State only the number of lines below where the word "title" is found.

§

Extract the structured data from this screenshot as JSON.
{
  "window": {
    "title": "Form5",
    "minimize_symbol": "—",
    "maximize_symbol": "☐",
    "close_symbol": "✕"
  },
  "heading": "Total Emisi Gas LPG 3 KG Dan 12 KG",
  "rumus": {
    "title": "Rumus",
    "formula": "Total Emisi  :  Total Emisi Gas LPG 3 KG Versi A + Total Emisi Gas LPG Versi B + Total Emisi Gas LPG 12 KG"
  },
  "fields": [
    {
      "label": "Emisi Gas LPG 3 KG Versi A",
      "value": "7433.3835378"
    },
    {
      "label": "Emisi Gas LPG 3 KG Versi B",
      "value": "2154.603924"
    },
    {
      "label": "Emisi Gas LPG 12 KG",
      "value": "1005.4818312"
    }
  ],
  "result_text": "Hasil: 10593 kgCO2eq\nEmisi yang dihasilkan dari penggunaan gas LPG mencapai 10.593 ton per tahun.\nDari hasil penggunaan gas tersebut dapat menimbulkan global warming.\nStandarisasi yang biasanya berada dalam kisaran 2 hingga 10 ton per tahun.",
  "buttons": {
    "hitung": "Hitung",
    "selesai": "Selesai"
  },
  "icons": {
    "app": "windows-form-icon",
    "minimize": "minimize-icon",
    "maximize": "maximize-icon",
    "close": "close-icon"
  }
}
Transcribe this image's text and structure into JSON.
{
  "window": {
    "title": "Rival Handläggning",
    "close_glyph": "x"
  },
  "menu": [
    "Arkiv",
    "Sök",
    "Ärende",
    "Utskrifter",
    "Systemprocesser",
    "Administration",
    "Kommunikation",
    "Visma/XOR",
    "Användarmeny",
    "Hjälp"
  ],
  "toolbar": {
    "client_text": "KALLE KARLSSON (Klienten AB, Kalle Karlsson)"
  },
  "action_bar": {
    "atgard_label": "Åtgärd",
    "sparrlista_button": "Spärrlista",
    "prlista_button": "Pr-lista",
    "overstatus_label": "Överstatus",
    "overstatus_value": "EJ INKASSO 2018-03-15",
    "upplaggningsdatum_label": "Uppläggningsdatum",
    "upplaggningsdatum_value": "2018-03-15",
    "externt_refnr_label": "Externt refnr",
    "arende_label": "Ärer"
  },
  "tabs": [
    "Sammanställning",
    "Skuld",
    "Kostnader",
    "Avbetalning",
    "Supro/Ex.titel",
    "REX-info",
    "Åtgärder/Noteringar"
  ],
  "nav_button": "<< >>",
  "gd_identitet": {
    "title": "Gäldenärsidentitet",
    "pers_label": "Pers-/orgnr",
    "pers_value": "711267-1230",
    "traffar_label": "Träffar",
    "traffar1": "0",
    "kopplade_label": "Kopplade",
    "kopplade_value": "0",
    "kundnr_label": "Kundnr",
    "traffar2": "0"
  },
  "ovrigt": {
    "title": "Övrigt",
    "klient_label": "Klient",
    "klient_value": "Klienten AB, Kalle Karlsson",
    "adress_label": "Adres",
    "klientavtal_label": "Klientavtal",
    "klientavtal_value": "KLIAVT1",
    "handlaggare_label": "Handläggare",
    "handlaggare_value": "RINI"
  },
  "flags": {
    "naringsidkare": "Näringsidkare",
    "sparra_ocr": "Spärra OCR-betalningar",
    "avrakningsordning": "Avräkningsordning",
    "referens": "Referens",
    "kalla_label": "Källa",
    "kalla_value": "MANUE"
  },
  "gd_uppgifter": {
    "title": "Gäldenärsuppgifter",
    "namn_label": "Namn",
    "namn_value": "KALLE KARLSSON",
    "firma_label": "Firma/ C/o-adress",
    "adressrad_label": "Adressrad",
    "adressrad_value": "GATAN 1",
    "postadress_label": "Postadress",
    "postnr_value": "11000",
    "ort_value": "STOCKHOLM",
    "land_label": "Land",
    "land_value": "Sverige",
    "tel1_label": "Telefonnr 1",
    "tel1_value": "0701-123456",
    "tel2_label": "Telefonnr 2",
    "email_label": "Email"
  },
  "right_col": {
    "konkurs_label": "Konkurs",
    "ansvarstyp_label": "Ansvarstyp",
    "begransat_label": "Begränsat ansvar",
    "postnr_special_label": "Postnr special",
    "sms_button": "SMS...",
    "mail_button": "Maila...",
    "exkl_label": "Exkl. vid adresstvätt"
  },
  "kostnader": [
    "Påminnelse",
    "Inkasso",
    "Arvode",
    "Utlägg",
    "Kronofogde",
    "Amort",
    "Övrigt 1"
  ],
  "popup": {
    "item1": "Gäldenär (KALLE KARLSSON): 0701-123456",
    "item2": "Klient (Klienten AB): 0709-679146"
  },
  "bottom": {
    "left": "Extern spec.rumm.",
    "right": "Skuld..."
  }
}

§

Written reply -
6